*** Opening Data for this exercise ***

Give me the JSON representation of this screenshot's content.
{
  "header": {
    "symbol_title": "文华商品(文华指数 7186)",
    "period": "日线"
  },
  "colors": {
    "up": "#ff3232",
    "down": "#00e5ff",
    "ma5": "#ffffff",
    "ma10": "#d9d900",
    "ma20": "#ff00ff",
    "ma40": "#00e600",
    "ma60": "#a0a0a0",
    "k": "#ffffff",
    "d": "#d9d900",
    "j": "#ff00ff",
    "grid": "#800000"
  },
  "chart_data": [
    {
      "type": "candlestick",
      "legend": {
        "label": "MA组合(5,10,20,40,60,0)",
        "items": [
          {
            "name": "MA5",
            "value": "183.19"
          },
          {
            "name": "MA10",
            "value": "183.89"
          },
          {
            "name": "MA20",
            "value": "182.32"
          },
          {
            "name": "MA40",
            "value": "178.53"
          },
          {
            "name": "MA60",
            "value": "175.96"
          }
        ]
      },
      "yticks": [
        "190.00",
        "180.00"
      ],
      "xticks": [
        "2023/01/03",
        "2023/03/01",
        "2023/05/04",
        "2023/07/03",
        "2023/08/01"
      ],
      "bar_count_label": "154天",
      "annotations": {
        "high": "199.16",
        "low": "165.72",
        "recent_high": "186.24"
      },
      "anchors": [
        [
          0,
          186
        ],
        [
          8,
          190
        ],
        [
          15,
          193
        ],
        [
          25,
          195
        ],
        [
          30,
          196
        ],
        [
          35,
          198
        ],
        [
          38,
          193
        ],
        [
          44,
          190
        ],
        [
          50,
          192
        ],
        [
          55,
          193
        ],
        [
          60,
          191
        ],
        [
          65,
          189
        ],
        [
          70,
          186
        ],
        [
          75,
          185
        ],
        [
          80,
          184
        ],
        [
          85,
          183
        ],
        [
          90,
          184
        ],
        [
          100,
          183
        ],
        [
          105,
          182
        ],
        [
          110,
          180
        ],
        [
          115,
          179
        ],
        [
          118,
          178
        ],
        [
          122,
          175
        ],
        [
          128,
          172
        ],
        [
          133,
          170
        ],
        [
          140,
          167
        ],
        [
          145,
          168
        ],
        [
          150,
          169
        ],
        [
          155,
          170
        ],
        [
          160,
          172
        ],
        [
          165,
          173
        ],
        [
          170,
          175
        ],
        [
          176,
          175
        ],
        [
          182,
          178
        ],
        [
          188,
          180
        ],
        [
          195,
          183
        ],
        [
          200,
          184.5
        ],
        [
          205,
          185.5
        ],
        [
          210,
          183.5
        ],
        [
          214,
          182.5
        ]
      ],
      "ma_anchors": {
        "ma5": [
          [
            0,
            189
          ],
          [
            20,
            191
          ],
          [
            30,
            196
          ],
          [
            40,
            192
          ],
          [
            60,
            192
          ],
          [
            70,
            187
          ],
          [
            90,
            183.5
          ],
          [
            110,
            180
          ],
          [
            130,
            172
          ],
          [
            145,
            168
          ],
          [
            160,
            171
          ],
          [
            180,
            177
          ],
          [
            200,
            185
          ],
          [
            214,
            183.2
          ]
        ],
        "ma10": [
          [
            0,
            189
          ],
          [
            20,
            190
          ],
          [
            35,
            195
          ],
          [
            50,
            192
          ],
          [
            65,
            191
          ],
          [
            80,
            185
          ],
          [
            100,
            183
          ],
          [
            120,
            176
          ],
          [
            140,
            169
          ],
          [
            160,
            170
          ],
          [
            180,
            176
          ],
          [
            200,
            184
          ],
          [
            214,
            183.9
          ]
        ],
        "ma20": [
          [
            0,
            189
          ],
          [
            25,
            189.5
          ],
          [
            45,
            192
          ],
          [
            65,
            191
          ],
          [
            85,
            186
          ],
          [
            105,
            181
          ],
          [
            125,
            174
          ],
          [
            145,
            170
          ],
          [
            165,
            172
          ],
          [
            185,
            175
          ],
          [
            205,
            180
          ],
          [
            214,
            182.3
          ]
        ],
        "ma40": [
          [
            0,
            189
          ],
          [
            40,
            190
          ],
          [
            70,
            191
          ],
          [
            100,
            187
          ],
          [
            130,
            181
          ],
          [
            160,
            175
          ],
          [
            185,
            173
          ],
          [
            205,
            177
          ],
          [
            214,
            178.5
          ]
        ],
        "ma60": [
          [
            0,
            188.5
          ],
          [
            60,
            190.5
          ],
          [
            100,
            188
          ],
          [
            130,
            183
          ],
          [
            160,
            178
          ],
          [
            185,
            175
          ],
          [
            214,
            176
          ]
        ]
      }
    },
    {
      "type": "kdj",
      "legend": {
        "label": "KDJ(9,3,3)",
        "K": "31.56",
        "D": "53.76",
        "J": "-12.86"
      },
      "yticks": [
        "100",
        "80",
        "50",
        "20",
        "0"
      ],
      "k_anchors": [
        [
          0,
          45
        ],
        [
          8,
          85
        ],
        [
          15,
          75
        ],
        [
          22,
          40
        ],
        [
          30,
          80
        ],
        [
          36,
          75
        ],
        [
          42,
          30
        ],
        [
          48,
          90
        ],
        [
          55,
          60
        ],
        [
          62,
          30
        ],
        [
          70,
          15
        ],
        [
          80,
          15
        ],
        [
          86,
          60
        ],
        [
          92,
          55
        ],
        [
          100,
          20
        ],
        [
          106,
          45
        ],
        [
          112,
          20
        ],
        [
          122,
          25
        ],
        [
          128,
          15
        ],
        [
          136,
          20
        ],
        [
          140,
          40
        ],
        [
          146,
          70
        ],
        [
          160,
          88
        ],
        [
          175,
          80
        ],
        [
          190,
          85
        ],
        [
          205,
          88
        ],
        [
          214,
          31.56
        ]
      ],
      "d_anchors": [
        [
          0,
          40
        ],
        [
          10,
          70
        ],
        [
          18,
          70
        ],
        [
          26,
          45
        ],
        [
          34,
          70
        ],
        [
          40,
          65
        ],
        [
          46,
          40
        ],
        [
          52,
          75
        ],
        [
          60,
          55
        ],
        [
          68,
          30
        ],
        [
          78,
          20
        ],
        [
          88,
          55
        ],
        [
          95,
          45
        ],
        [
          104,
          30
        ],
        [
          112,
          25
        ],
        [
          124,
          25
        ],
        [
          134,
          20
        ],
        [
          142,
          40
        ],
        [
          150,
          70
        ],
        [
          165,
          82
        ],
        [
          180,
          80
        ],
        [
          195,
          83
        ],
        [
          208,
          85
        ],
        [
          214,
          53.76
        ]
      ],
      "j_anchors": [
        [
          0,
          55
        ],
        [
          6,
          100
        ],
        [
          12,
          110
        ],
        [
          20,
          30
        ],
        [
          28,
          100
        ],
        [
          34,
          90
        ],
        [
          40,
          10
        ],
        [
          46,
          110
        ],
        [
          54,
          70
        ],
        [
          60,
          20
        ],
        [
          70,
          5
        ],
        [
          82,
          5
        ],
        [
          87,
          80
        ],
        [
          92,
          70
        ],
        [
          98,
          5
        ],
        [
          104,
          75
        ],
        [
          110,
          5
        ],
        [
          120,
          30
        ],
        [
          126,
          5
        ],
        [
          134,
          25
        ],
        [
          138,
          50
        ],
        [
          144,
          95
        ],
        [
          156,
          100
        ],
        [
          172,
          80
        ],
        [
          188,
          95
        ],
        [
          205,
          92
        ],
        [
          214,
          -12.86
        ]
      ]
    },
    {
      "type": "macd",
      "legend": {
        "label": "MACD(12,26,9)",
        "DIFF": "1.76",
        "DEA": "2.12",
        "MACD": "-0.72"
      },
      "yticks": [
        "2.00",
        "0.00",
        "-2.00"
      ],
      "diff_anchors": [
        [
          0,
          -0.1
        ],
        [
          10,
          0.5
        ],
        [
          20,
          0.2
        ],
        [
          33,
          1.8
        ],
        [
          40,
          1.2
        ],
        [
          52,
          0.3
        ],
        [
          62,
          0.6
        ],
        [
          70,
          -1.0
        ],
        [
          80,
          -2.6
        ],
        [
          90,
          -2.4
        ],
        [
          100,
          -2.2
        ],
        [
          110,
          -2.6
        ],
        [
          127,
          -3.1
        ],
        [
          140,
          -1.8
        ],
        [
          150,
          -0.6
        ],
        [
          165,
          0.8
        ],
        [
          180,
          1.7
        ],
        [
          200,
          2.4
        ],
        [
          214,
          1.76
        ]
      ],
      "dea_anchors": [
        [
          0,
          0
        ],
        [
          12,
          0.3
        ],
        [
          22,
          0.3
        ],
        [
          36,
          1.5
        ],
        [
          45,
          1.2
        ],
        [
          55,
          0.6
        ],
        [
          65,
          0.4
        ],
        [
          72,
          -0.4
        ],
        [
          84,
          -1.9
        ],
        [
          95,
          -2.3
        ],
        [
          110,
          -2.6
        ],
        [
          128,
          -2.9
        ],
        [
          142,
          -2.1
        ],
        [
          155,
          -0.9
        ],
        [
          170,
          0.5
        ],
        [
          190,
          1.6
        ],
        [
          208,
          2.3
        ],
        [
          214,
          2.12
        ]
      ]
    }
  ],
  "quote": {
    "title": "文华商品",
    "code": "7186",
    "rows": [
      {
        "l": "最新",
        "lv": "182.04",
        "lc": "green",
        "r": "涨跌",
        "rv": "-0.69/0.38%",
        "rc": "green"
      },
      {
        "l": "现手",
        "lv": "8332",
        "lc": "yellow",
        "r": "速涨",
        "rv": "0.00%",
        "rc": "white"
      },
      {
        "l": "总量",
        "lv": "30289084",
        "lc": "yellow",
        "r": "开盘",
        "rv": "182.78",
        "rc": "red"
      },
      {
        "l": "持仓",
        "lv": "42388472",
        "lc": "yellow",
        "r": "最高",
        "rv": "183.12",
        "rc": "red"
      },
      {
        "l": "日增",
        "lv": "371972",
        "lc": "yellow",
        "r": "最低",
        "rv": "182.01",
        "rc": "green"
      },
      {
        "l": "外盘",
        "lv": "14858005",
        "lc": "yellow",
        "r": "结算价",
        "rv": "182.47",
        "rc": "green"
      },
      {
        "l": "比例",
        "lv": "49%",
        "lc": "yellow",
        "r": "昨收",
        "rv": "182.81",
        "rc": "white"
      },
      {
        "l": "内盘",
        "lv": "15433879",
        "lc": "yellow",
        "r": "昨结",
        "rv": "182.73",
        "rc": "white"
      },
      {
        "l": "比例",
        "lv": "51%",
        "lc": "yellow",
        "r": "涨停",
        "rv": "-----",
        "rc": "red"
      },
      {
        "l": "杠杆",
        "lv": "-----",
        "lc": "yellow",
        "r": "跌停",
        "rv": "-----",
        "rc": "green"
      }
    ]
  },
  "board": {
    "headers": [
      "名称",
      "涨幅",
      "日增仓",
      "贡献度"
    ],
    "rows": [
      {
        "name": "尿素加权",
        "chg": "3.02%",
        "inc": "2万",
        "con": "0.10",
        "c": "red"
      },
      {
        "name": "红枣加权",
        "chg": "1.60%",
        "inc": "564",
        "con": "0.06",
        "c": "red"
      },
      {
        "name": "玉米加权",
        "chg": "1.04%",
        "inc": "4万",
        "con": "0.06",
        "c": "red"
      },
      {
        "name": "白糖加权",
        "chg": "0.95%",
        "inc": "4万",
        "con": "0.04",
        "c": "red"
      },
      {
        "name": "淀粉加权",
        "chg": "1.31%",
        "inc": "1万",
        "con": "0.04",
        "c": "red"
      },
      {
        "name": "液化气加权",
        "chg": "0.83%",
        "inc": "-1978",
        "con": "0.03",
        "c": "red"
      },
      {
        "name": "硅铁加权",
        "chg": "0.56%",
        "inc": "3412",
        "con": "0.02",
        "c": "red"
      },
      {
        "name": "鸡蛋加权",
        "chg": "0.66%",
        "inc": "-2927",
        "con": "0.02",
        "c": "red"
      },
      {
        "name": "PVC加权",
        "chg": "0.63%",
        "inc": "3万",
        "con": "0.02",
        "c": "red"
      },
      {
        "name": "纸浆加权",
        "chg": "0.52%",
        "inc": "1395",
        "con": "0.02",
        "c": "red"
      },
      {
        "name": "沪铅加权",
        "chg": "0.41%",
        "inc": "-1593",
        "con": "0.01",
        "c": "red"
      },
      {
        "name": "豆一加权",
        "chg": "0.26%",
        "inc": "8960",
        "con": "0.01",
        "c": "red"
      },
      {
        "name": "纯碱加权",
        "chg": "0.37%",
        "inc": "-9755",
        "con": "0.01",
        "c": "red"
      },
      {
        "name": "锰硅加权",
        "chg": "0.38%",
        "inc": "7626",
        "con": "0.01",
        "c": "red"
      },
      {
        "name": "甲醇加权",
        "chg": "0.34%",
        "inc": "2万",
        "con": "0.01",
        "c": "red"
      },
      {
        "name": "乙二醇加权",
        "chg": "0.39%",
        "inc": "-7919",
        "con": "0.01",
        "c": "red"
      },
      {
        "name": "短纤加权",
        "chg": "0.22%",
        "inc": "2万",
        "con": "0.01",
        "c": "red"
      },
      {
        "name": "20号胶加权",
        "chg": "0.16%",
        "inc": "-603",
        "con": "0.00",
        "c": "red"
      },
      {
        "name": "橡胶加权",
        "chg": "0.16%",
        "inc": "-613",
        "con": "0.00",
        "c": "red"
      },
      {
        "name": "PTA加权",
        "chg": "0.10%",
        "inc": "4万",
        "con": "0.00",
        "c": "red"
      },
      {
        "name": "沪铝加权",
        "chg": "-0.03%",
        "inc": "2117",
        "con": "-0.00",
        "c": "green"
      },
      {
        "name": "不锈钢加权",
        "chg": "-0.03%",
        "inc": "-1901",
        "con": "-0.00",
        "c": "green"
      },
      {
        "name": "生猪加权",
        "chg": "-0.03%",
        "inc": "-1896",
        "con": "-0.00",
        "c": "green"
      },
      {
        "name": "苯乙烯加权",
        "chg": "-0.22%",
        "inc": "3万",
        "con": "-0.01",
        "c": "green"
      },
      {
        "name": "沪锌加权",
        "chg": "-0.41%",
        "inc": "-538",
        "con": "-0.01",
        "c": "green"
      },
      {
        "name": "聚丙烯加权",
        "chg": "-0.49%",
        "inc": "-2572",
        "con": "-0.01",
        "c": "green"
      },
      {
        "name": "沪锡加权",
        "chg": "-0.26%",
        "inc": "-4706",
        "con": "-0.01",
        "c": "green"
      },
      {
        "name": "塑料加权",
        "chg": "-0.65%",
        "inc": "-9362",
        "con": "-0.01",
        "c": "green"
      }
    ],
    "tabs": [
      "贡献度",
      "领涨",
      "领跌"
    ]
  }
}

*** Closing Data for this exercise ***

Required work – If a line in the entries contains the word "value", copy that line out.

Written response –
            "value": "183.19"
            "value": "183.89"
            "value": "182.32"
            "value": "178.53"
            "value": "175.96"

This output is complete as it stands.